St. Thomas teaches that common goods bring us together, while private goods drive us apart. Animals fight chiefly about goods that cannot be shared — namely food and sex (Summa contra gentiles 3.124; Summa theologiae 1.81.2). This is true of human beings, too, insofar as they live like animals: their concern is to get as much enjoyment, or as many bodily goods, as they can get, and since these goods are unable to be had by many at once and in the same respect, and since there is nearly always a scarcity of at least some goods at any given time and place, this leads to conflict, division, resentment, injustice, and violence. It is, in short, the logic of raw capitalism and of Marxism alike, for in both systems men must find ways to vent their mounting frustration with the inability to gather and enjoy bodily goods in proportion to the “infinity of desire.”
The remedy for this diseased condition is twofold: negatively, a mortification of desire, by which desire is restored to a healthy realism and moderation; positively, a yearning for and an increasing possession of spiritual goods, which are inherently limitless, ever available, and ever abundant and cause charity, peace, joy, and the other fruits of the Spirit mentioned by St. Paul in Galatians. The medieval mystic Meister Eckhart notes: “As far as you are in God, thus far you are at peace, and as far as you are outside God, thus far you are outside peace” (Talks of Instruction, 23).
It is here that we first see what looks like a correspondence between Christianity and Buddhism. Classic Christian spirituality emphasizes mortification of the flesh in order to achieve self-mastery and illumination; in like manner, Buddhism seeks to bring the restless wheels of desire to a standstill in order to achieve enlightenment.
In spite of his Assisi escapades, Pope John Paul II reminded us in his 1994 blockbuster Crossing the Threshold of Hope (1994) that the contrast between the two religions is far greater than the likeness:

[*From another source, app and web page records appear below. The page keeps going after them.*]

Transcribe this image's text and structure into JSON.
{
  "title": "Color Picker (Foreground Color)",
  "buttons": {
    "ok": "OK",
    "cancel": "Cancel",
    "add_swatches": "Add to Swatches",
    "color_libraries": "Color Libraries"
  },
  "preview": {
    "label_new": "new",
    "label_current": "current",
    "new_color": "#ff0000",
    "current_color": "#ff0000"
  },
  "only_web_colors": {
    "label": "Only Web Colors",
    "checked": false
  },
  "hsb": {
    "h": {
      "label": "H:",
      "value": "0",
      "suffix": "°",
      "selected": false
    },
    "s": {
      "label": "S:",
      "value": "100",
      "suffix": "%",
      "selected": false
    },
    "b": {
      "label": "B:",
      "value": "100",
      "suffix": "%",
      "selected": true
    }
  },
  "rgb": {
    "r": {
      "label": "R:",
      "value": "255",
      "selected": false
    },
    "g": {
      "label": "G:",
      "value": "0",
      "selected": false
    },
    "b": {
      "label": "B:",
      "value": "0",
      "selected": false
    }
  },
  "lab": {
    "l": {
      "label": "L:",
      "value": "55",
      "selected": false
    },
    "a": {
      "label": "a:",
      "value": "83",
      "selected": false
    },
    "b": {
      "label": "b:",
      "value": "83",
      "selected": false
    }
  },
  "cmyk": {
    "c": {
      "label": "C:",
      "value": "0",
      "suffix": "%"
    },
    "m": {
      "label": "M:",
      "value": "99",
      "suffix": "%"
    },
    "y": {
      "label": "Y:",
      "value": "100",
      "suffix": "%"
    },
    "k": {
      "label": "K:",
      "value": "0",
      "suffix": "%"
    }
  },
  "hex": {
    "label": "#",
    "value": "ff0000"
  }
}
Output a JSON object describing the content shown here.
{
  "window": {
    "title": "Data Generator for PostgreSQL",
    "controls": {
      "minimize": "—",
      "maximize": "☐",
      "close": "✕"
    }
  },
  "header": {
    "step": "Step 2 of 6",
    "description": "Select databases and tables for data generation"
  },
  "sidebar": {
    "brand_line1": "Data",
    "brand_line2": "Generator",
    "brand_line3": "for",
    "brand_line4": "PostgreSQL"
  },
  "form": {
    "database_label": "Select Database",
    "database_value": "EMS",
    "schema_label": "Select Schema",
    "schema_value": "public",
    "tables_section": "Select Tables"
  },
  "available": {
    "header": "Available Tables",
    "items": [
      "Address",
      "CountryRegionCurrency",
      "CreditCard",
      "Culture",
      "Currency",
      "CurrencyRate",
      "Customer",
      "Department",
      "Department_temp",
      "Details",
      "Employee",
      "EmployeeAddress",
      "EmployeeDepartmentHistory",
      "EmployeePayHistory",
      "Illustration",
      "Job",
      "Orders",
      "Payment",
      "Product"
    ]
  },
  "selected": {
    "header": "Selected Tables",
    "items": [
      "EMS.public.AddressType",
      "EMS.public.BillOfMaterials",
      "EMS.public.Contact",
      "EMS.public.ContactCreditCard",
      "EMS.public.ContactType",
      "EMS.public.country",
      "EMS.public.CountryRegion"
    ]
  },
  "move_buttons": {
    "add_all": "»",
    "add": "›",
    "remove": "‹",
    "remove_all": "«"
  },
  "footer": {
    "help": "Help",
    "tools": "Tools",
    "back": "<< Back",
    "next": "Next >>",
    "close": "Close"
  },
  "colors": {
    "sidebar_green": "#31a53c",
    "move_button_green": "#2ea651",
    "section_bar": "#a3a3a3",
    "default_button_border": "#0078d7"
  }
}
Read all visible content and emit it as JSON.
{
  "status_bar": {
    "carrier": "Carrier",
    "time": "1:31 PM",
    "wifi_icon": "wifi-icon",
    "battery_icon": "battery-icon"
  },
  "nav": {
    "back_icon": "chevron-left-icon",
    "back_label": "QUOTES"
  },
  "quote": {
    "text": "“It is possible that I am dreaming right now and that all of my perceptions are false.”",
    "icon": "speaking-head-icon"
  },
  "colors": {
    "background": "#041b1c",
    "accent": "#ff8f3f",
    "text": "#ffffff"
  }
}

The “enlightenment” experienced by Buddha comes down to the conviction that the world is bad, that it is the source of evil and of suffering for man. To liberate oneself from this evil, one must free oneself from this world, necessitating a break with the ties that join us to external reality ― ties existing in our human nature, in our psyche, in our bodies. The more we are liberated from these ties, the more we become indifferent to what is in the world, and the more we are freed from suffering, from the evil that has its source in the world.
Do we draw near to God in this way? This is not mentioned in the “enlightenment” conveyed by Buddha. Buddhism is in large measure an “atheistic” system. We do not free ourselves from evil through the good which comes from God; we liberate ourselves only through detachment from the world, which is bad. The fullness of such a detachment is not union with God, but what is called nirvana, a state of perfect indifference with regard to the world. To save oneself means, above all, to free oneself from evil by becoming indifferent to the world, which is the source of evil. This is the culmination of the spiritual process.
For Christians, the “culmination of the spiritual process” is not total detachment, but loving attachment to God — a personal God whom we can know and love, without being absorbed into Him and losing our identity, like a drop dissolved into the ocean. We do not lose all desire; we refine and intensify desire for what is really worth desiring.
Next week, I will resume with John Paul II’s intriguing assertion that the Carmelites begin where the Buddha ends.